"Cambodia, Indonesia, the Philippines and Vietnam lose about $9bn a year, 2% of their combined GDP, due to problems caused by poor sanitation. According to the study, households in these countries see up to seven times their initial investment in basic sanitation improvements, such as building a pit latrine." - Facing up to the global water crisis

""If you put garbage in Salambao, Obando River, it will be like putting garbage in our plates, because this is where our food comes from," said Mercy Dolorito, former barangay chairman of Salambao where the 44 hectare landfill is proposed to be set-up." - Obando folk oppose landfill plan

"A lawmaker Saturday filed a bill seeking to promote agricultural and farming activities in highly urbanized areas, particularly Metro Manila. In House Bill 4750 to be known as the “Urban Agriculture Act of 2011,” ALE Party-list Rep. Catalina Bagasina said Metro Manila has a huge area where food production through agriculture can be pursued." - Urban farming in Metro Manila, Philippines sought

""We haven’t seen any progress as to the DENR’s effort to combat climate change, especially in reducing carbon emissions. Also, as long as we allow mining entities (which are dependent on HCFCs) to flourish in this country then this phase out plan will just go to waste," ICSC executive director Red Constantino said." - Philippines to cut imports of ozone-depleting substances by 2013

Tentative Environmental Victories in Bolivia and Burma
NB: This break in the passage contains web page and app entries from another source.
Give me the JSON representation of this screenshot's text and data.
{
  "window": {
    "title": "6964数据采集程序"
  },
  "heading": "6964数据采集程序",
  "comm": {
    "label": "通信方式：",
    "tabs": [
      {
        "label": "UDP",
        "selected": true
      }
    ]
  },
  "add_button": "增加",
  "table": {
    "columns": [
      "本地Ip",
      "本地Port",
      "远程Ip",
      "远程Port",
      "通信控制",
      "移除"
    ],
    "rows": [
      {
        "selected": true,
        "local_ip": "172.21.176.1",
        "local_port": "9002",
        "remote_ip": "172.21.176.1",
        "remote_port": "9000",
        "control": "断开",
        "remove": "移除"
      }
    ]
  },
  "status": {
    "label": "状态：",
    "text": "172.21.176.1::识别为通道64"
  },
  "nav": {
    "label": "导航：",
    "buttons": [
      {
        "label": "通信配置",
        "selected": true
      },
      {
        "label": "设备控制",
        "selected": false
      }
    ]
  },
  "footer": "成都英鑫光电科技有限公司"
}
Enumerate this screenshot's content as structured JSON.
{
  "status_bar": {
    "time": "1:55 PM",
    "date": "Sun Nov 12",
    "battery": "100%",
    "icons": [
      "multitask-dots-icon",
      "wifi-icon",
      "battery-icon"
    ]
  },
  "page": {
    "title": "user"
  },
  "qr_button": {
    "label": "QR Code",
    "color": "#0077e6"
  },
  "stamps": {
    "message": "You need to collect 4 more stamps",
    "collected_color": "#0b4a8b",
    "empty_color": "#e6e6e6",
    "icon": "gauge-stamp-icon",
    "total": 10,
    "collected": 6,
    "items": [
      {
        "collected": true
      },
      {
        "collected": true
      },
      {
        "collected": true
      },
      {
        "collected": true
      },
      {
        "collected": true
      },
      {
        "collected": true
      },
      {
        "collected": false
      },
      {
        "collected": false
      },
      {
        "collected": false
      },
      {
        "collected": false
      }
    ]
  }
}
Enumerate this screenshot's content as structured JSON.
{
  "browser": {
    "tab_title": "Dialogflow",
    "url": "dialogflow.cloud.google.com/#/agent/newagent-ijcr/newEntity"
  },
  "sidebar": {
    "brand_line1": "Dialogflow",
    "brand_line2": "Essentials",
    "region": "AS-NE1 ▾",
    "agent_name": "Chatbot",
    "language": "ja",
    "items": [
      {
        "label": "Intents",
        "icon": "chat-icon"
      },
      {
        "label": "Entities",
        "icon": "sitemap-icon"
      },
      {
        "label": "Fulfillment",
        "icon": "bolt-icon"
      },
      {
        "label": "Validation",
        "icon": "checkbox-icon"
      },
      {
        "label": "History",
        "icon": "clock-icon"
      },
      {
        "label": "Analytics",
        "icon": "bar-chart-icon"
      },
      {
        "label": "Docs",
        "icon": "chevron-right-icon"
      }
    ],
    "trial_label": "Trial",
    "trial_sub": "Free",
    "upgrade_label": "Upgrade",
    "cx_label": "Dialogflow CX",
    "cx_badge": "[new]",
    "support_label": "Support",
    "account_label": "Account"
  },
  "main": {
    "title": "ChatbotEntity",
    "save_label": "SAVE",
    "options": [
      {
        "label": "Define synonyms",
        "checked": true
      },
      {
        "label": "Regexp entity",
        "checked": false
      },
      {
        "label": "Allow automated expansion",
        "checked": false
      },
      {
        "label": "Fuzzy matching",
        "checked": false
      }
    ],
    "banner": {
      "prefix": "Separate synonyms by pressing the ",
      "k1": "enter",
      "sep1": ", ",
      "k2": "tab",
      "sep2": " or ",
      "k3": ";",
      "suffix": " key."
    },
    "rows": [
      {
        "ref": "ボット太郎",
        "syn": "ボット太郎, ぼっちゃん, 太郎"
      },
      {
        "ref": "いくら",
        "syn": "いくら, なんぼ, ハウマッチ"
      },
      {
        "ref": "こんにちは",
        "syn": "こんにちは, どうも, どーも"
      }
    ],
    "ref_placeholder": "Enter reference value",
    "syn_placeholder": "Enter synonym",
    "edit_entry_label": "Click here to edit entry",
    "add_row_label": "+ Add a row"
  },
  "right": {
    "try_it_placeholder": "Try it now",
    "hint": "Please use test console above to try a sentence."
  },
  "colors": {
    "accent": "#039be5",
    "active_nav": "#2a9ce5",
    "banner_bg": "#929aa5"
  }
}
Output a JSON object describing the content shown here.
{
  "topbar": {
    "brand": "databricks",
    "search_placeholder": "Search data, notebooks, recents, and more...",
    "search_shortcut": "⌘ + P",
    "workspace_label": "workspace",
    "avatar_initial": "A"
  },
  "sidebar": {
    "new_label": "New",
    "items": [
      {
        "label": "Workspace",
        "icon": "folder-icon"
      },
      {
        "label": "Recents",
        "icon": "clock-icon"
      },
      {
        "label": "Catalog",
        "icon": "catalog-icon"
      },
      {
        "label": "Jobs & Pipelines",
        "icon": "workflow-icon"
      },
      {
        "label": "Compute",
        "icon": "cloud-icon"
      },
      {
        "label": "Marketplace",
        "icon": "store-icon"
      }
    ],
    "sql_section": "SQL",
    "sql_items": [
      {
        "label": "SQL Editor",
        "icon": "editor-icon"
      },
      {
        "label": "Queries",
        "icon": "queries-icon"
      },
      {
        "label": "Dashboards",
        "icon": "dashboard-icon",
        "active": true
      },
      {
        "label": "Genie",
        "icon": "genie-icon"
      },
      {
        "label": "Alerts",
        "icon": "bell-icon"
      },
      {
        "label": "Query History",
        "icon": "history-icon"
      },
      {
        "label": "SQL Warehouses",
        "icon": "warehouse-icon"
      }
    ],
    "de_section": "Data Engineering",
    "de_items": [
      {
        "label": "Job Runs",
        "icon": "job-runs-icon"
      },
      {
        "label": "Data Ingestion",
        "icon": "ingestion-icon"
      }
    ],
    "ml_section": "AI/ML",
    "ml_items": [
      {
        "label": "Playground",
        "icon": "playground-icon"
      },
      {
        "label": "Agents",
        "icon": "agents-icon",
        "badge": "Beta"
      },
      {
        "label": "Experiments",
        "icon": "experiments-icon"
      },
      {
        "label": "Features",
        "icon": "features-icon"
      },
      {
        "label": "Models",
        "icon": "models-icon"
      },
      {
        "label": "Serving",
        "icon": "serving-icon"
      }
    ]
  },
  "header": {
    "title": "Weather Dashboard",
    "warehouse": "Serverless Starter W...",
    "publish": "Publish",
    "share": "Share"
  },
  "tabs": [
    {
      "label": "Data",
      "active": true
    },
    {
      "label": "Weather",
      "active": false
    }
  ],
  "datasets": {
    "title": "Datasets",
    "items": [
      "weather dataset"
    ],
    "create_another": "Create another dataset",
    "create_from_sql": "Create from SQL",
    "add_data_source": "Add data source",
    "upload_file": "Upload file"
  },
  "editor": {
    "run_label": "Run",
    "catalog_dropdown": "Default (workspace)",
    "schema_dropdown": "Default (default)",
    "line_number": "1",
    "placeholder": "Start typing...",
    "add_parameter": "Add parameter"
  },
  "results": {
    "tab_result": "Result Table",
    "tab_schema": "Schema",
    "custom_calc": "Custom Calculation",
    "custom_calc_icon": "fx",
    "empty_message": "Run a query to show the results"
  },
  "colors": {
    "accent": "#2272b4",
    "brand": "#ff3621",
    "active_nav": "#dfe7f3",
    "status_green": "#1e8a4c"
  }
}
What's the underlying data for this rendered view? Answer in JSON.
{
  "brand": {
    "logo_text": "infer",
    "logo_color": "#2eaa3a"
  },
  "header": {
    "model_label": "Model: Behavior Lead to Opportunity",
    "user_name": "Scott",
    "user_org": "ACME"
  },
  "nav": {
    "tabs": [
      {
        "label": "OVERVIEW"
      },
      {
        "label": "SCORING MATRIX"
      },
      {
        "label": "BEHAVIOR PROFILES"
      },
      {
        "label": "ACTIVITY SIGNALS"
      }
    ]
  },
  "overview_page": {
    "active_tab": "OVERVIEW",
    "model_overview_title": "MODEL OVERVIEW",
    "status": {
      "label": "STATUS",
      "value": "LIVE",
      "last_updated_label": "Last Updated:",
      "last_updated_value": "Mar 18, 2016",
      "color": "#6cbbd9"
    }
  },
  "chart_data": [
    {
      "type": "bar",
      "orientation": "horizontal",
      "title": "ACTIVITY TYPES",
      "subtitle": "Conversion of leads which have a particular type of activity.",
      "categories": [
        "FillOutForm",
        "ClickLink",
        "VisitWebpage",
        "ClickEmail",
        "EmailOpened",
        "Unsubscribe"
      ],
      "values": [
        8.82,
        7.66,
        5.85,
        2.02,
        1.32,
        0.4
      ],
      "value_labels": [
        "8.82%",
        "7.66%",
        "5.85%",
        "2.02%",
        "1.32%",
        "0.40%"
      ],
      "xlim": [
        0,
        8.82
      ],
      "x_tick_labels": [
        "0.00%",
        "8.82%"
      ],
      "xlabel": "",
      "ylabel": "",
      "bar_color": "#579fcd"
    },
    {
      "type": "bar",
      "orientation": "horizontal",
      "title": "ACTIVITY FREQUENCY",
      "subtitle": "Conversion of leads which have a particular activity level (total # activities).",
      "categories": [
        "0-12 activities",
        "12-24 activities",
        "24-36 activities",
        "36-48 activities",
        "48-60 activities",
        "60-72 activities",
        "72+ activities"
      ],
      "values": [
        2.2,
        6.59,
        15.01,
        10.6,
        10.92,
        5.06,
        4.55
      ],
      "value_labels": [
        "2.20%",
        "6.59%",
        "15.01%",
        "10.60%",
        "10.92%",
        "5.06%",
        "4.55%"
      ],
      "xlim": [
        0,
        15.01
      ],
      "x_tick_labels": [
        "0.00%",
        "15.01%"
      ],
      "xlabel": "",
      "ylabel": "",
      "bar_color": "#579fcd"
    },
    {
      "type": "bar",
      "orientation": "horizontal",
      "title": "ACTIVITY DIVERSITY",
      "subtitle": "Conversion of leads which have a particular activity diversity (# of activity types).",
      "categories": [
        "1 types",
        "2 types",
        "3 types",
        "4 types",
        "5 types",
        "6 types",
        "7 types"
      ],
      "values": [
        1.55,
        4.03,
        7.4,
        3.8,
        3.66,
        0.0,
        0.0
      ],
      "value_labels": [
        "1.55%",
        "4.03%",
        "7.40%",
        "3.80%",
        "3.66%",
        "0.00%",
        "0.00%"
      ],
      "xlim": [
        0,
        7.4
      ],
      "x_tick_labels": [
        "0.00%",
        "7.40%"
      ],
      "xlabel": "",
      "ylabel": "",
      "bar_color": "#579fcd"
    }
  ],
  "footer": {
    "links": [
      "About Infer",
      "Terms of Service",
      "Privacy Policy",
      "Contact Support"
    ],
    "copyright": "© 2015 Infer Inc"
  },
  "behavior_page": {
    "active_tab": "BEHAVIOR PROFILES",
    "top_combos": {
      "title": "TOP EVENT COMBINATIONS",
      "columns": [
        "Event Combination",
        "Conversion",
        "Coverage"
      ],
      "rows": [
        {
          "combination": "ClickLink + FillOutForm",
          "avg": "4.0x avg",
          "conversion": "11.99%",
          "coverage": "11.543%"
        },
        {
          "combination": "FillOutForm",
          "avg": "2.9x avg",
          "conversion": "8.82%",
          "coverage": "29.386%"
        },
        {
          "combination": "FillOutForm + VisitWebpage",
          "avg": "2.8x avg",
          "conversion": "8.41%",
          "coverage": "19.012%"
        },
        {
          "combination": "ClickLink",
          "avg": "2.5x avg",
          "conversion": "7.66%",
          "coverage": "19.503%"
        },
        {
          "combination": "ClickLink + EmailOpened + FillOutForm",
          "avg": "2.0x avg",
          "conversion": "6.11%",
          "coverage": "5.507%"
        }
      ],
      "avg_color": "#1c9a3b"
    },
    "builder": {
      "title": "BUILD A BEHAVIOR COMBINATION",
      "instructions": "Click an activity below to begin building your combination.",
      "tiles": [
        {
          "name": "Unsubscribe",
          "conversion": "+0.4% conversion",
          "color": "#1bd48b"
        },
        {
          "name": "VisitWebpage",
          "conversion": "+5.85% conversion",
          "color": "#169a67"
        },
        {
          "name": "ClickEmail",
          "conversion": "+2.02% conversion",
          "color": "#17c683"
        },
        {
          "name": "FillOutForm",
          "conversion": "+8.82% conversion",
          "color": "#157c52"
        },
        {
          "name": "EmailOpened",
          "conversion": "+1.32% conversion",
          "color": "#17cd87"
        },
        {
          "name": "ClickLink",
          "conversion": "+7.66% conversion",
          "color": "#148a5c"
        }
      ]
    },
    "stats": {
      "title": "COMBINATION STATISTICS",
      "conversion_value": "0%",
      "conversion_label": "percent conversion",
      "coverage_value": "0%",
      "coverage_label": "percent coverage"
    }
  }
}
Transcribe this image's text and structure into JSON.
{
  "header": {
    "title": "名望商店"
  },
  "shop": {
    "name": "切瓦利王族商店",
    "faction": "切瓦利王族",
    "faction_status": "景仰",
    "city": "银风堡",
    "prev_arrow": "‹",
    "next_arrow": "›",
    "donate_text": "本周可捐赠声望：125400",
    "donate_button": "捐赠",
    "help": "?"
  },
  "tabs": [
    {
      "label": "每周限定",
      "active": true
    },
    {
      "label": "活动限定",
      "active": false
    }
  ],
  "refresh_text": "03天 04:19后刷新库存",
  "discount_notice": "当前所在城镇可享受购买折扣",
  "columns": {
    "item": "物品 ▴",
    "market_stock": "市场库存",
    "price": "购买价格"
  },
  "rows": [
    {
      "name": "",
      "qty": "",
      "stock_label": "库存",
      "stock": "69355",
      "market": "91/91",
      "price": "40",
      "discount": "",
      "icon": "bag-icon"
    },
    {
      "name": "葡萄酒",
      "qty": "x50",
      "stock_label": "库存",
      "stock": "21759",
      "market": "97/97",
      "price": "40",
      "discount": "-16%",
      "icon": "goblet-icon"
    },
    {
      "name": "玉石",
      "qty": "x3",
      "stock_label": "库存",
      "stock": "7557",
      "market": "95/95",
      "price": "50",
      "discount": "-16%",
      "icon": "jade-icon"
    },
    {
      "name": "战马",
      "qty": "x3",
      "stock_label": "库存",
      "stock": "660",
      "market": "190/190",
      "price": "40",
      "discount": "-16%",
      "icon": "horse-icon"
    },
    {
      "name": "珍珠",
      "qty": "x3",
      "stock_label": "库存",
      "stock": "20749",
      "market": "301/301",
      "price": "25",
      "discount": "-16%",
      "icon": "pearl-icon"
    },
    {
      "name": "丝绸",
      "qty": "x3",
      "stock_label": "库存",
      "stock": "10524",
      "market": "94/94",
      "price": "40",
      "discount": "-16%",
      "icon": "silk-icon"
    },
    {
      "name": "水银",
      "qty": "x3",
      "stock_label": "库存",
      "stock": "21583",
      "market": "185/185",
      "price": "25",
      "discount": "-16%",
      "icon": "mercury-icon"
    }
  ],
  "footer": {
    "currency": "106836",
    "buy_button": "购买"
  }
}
In 2005, Evo Morales campaigned on a platform of justice for indigenous communities in Bolivia but after recent police crackdowns on indigenous groups who were protesting a 200-mile highway project through the northern Amazon, his image has soured. The crackdown has been bad PR for Morales and on Monday he apologized for police behavior and said the highway plan was to be suspended until a "national dialogue" could be held on the issue. It's a tentative victory for the protesters, but they aren't holding their breath.

 
In another surprising victory last week, Burma (of all places) decided to halt construction of the Chinese-funded Myitsone dam on the the country's largest river, the Irrawaddy (the Sydney Morning Herald quips "Burma gives a dam‎"). Pro-democracy leader Aung San Suu Kyi cheered the decision after attending an art exhibit and book launch to save the river last month. China's leaders, naturally, are teed off. They signed a contract with Burma over the dam in 2009 and are asking them to recognize the "legal and legitimate rights of Chinese companies".

Why the apparent change of heart on the part of Burma's notoriously despotic leaders? Was it the instability of the region where construction was taking place? Burma's resentment of China's influence over the country? In any case, it's wild to hear President Thein Sein saying he acted "according to the desire of the people". Another video from Al Jazeera about why the dam was a bad idea:

Sharing the Mekong

Just as Earthscan prepares to publish a new book, Contested Waterscapes in the Mekong Region, news came out this week that water levels in the Mekong River are the lowest they’ve been in 20 years. Fishing’s bad, irrigation sources are drying up and cargo ships have been grounded, according to Al Jazeera. In Southeast Asia, anger’s directed at Chinese hydropower projects further up the river while China asserts that climate change is causing the low water.

The Mekong River Commission is the regional body in charge of managing this shared resource, but China’s not a full member (nor, unsurprisingly, is Burma).